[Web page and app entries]
* * *
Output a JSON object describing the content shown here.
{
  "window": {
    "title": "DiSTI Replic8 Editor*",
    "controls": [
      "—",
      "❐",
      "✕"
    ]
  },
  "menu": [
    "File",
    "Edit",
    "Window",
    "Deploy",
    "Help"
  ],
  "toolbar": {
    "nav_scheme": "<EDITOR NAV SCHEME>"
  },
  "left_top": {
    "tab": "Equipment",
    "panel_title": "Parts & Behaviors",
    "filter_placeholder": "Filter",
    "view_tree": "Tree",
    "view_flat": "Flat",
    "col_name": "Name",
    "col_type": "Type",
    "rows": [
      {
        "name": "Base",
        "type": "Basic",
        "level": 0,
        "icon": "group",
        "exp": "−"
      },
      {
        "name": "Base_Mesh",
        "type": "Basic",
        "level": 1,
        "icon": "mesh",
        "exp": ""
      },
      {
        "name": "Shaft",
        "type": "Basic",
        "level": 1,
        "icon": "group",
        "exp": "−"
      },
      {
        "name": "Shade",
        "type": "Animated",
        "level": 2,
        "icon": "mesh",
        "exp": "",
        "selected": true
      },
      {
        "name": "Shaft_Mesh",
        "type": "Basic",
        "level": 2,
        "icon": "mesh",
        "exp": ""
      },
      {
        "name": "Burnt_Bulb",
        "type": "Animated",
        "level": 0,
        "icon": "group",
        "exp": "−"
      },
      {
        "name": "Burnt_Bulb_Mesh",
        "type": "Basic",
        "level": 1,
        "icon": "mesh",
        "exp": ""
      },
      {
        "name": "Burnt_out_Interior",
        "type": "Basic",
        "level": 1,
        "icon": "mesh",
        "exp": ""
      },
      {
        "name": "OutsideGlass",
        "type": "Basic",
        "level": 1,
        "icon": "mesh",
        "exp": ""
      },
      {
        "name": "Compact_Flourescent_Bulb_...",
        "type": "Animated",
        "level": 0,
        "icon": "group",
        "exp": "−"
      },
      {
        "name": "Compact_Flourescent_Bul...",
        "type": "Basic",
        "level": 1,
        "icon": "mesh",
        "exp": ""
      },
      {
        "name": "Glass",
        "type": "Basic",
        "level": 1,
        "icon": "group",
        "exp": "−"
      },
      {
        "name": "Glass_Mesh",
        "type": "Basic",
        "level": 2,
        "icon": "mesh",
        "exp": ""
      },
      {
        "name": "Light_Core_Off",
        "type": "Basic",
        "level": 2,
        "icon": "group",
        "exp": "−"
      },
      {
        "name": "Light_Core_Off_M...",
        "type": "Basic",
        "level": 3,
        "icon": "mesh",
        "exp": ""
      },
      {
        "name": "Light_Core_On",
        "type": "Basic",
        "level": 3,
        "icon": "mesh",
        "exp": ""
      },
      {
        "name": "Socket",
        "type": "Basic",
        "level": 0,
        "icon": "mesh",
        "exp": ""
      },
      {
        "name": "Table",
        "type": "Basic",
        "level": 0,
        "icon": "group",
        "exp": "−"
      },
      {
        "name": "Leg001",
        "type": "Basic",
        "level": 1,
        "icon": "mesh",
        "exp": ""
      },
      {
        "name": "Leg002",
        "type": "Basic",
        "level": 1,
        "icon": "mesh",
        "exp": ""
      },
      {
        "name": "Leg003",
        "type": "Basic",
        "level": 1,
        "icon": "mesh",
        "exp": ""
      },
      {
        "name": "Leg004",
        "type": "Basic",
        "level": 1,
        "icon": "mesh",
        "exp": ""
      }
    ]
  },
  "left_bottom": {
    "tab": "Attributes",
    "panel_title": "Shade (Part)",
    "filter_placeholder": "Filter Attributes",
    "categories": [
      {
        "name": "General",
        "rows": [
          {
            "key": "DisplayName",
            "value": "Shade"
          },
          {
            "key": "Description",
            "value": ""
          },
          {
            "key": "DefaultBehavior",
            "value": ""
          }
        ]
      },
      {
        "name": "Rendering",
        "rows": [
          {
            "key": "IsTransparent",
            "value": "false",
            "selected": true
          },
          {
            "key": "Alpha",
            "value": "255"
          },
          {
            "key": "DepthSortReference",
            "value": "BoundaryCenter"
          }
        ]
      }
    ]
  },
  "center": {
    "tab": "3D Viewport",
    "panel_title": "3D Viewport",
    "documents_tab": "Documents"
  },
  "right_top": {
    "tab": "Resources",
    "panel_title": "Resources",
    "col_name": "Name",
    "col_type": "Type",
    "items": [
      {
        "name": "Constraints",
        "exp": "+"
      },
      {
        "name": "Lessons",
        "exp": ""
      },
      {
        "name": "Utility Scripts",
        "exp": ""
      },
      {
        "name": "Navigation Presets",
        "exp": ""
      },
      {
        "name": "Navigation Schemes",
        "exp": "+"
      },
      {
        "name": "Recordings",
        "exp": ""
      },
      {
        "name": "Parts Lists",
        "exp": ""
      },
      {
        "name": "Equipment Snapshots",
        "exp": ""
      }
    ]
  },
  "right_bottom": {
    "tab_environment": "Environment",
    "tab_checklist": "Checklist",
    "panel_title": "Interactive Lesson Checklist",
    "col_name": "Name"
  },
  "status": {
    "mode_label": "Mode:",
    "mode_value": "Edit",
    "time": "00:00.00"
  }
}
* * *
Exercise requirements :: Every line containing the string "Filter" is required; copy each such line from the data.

Answer for the task ::
    "filter_placeholder": "Filter",
    "filter_placeholder": "Filter Attributes",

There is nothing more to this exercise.